“Social dangerousness and incurability in schizophrenia”: Results of an educational intervention for medical and psychology students




Lorenza Magliano, John Read, Alessandra Sagliocchi, Nicoletta Oliviero, Antonio D’Ambrosio, Federica Campitiello, Antonella Zaccaro, Lorenzo Guizzaro, Melania Patalano

Psychiatry Research

30 November 2014






•We explored if an educational intervention changes students’ views of schizophrenia.

•211 medical and psychology students attended the initiative and were pre-post tested.

•Students were more optimistic on recovery in schizophrenia at post vs. pre-test.

•Students were less convinced on schizophrenics’ dangerousness at post vs. pre-test.

•Students were more skeptical on schizophrenics’ unpredictability at post vs. pre-test.

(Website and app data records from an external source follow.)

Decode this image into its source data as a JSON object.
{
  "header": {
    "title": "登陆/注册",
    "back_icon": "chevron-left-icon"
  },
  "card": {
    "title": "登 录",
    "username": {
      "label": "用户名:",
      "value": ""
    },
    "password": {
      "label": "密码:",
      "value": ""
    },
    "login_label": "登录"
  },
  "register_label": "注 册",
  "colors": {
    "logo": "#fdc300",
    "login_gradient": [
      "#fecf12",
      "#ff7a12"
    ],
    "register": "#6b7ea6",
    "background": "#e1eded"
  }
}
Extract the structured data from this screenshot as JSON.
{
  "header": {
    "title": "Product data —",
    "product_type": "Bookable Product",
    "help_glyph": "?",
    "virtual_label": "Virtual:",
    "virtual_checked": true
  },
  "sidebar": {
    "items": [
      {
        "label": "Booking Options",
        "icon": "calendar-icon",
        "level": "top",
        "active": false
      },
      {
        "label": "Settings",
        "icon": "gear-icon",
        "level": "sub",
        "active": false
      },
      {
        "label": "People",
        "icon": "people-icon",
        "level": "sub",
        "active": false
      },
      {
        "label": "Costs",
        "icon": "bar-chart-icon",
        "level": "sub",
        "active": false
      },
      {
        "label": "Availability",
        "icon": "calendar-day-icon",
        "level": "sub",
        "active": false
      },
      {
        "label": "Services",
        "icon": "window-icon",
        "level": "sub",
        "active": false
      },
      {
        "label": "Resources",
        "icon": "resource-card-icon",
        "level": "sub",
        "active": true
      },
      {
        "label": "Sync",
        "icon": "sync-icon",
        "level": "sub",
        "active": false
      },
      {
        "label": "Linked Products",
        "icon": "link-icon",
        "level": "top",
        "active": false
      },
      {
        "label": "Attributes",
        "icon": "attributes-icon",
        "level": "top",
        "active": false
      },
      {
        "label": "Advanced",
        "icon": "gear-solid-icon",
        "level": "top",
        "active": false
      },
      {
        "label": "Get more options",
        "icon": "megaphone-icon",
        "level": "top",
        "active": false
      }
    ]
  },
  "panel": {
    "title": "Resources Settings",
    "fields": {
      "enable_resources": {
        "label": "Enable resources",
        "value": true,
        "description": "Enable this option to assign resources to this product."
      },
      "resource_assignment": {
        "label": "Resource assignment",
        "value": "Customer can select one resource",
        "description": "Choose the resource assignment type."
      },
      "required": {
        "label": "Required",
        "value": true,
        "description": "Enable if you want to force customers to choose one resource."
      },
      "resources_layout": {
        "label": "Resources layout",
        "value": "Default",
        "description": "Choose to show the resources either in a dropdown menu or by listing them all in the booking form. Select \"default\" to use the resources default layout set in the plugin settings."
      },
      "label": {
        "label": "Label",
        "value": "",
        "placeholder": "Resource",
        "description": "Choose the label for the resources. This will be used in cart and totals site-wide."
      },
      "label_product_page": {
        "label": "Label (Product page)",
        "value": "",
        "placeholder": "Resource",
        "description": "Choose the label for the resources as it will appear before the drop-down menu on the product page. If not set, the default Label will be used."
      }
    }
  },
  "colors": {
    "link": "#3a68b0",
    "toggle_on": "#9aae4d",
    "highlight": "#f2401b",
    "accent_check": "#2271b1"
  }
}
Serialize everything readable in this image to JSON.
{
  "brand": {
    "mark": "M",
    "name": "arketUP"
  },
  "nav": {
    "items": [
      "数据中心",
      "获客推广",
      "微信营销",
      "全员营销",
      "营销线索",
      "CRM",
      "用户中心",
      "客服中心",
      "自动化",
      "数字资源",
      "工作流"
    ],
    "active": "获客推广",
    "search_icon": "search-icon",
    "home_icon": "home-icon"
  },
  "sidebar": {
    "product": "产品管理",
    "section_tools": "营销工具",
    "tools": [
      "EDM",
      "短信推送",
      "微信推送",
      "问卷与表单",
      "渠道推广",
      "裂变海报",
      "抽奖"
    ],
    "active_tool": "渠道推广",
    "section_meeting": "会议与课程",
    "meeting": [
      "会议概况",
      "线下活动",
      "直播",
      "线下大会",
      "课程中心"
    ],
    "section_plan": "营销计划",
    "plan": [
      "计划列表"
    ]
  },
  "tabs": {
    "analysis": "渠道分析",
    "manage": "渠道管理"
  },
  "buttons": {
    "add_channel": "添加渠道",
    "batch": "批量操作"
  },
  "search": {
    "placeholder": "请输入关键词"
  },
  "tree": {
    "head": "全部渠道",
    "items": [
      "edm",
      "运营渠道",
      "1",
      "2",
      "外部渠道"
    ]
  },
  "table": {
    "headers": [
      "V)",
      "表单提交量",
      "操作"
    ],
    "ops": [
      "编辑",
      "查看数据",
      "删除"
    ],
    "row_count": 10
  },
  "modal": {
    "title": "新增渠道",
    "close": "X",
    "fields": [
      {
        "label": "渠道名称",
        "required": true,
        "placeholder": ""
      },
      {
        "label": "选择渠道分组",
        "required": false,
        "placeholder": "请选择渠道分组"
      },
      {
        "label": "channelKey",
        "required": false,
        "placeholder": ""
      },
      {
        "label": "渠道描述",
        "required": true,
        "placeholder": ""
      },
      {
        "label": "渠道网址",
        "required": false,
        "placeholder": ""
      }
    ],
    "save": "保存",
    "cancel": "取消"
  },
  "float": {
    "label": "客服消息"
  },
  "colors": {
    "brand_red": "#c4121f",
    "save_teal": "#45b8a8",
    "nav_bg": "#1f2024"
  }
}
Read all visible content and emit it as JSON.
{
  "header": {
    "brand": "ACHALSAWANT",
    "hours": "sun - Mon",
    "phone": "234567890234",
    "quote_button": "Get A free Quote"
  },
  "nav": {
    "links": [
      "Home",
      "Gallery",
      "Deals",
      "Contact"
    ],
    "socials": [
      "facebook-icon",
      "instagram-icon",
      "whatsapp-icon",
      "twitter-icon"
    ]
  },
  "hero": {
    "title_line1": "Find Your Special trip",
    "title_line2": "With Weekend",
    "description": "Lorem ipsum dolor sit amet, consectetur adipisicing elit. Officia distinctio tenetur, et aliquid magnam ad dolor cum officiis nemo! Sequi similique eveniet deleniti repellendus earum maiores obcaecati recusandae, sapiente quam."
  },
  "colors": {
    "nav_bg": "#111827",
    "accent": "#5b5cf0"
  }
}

This study explored the influence of an educational intervention addressing common prejudices and scientific evidence about schizophrenia on medical and psychology students’ views of this disorder. The intervention - consisting in two three-hour lessons with an interval of a week between - was run at first for medical students and then for psychology students. Participants’ views of schizophrenia were assessed at baseline vs. at post intervention by matched questionnaires. At medical school, participation was voluntary and also included a six-month online re-assessment, while at psychology school, participation was mandatory. A total of 211 students attended the educational initiative. At post intervention assessment, students more frequently mentioned psychosocial causes of schizophrenia, and more firmly believed that recovery in schizophrenia is possible and that persons with this disorder are not unpredictable and dangerous vs. their baseline assessment. The online six-month assessment confirmed favourable changes in medical students’ views found at post intervention. These results confirm that an educational intervention including personal experiences and scientific evidence can be successful in reducing students’ prejudices toward persons with schizophrenia.









Human Services and Justice Coordinating Committee